Ransomware: Prevention is Better than the Cure
Certainly, it can be said that preventing a virus infection is better than getting one and facing the fallout or aftermath. This is especially true when it comes to our health, and has always been the case when it comes to IT environments.
Over the course of the past 12 months, ransomware attacks have again hit the headlines. Due to newer disclosure and reporting obligations, big businesses who have been subjected to malicious cyber-attacks are now required to inform their clients and/or shareholders and be fully transparent as part of their corporate governance.
Also of note is that malicious hackers may no longer simply demand a fee or bitcoin amount to unencrypt important files which have been rendered useless. Attackers will sometimes insist that a victim pay up by a particular time and date or risk having their data published on the internet (this is commonly known as Digital Extortion).
This leads to perhaps the most important question: how important is your data to you?
As an IT company, we cannot answer this, because it is a multilayered question depending on many additional factors specific to your organisation. Here are some further questions that only a customer can answer:
- What is the reputational risk to your company if your data is compromised and published on the internet?
- How long can your business survive if you cannot access your data or take payments?
- Without access to critical client data, do you put your clients at risk?
- How quickly do you need to be able to recover from a ransomware attack?
- Do you store bank details, health records, financial records or other confidential data?
- What are the implications of this information being made public or, perhaps worse, being sold to criminal networks?
Did you know that the Australian Government is considering making it an offence, via proposed regulatory frameworks to pay a hacker’s ransom, and that it might well contravene the Bribery Act (among others)?
There is the possibility that company directors could be prosecuted for making (or authorising) the payment of a cyber ransom. Strangely, this type of legislation could potentially discourage cyber-attacks on large companies, as would-be hackers will be aware that their intended target may be legally unable to pay the ransom for fear of prosecution.
Most successful cyber-attacks occur due to phishing, a type of email scam where an employee inadvertently gives away their network or other credentials.

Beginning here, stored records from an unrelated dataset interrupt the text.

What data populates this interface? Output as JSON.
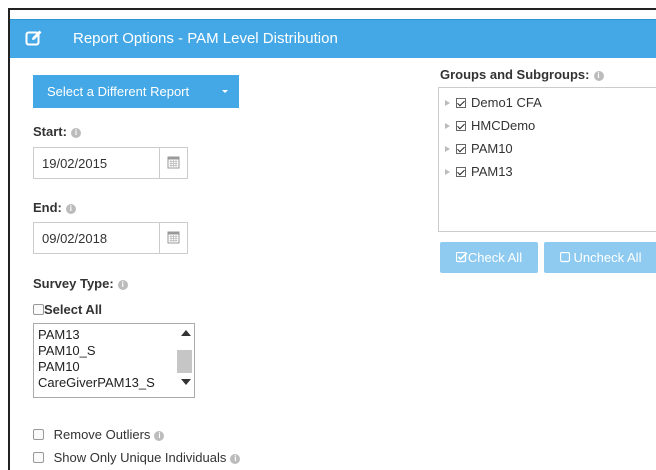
{
  "header": {
    "title": "Report Options - PAM Level Distribution",
    "icon": "edit-icon"
  },
  "select_report_button": {
    "label": "Select a Different Report",
    "icon": "caret-down-icon"
  },
  "start": {
    "label": "Start:",
    "value": "19/02/2015"
  },
  "end": {
    "label": "End:",
    "value": "09/02/2018"
  },
  "survey_type": {
    "label": "Survey Type:",
    "select_all_label": "Select All",
    "options": [
      "PAM13",
      "PAM10_S",
      "PAM10",
      "CareGiverPAM13_S"
    ]
  },
  "groups": {
    "label": "Groups and Subgroups:",
    "items": [
      {
        "label": "Demo1 CFA",
        "checked": true
      },
      {
        "label": "HMCDemo",
        "checked": true
      },
      {
        "label": "PAM10",
        "checked": true
      },
      {
        "label": "PAM13",
        "checked": true
      }
    ],
    "check_all_label": "Check All",
    "uncheck_all_label": "Uncheck All"
  },
  "options": {
    "remove_outliers_label": "Remove Outliers",
    "unique_individuals_label": "Show Only Unique Individuals"
  },
  "colors": {
    "accent": "#45a8e6",
    "accent_light": "#8fcbf0"
  }
}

We see this as occurring at the first line of prevention.
Ideally, there should be as few SPAM emails arriving on the network as possible, followed by a multi-layered security process that includes:
- Remote/pre-delivery email filtering services
- Managed hardware firewalls with subscription-based updates
- Endpoint security software on all servers, desktops and laptops
- Regular security patching of systems
- Back up of Microsoft 365 emails
- Multi-factor authentication (MFA) on critical applications
- Phish Threat training and education
Of course, we also must plan for the worst-case scenario and have an action plan in the event systems are compromised.
This disaster recovery (DR) plan should include who does what, how and when (e.g. when to invoke Plan B and how to communicate this to stakeholders). The DR plan should also include a target time of when recovery is desired – we call this the real-time objective – and we can plan around this target time once known.
We facilitate this by providing an automated, securely encrypted, annually verified off-site backup. Without this fundamental link in your line of defence, the hackers have the advantage and the cure is painful, costly and could even result in legal trouble. Not to mention that a business may not be able to recover at all from a ruined reputation.
If you want to know more, please contact us.